§ DATA EXCERPTS:
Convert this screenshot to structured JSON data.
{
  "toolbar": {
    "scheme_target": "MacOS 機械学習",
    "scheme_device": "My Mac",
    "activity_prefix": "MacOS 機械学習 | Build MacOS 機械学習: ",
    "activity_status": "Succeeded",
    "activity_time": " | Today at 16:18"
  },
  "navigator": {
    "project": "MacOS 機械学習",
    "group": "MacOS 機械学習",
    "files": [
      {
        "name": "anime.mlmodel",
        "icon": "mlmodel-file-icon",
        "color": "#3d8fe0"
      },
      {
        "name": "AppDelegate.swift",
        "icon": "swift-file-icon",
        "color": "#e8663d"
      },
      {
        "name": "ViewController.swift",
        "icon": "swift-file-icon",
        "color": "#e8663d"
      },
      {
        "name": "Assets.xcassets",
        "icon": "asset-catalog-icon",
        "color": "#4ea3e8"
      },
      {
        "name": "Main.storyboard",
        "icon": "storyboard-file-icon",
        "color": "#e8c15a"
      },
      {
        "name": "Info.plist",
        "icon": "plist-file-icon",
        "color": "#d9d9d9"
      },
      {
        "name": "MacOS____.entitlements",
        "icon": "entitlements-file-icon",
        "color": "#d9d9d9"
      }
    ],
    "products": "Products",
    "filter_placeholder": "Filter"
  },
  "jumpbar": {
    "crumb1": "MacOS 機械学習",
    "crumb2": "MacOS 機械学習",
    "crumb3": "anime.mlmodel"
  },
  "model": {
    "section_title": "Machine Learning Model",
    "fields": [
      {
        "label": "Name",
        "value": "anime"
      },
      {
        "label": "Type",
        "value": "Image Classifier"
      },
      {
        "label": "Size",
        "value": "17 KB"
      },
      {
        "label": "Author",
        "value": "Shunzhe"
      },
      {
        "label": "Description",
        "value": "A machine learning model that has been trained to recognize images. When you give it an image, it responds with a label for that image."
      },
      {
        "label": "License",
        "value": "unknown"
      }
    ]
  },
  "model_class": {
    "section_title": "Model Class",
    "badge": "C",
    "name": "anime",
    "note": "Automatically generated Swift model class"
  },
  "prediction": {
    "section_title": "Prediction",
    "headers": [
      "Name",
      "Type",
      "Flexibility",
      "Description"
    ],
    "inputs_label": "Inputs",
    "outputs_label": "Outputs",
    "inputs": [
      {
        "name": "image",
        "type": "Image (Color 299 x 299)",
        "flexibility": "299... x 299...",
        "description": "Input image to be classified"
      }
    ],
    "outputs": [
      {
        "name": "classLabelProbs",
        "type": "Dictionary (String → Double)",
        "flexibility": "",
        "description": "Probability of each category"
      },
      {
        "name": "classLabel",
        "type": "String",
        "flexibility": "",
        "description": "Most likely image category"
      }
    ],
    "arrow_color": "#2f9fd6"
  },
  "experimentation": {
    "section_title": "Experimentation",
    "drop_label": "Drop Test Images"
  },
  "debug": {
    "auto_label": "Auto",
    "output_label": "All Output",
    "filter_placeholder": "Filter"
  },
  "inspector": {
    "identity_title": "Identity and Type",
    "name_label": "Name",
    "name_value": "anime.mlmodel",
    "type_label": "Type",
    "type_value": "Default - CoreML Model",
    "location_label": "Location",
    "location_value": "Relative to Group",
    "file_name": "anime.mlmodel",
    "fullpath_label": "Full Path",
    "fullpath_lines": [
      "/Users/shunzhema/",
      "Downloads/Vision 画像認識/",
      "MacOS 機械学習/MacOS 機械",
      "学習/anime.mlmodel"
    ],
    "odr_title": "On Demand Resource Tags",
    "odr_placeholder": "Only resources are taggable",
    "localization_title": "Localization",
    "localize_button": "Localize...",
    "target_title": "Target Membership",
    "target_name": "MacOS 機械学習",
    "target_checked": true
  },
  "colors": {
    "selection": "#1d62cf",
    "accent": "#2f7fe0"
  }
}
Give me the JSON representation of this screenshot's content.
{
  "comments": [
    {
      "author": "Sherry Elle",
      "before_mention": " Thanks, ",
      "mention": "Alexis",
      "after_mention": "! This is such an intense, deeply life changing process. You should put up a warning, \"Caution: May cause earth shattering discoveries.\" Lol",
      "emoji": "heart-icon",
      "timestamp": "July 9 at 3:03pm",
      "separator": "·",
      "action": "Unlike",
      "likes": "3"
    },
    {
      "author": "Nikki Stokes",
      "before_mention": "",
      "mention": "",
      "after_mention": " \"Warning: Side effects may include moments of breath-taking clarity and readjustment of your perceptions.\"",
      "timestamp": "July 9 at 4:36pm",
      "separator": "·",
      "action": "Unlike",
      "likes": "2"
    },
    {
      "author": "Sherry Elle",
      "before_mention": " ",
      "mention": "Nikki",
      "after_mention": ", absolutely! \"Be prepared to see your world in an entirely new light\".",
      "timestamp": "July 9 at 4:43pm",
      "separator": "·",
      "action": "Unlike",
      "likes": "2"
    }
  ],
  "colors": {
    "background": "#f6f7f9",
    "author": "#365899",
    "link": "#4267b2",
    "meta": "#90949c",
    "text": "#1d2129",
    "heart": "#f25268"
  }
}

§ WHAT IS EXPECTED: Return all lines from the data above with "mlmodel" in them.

§ TASK OUTPUT:
        "name": "anime.mlmodel",
        "icon": "mlmodel-file-icon",
    "crumb3": "anime.mlmodel"
    "name_value": "anime.mlmodel",
    "file_name": "anime.mlmodel",
      "学習/anime.mlmodel"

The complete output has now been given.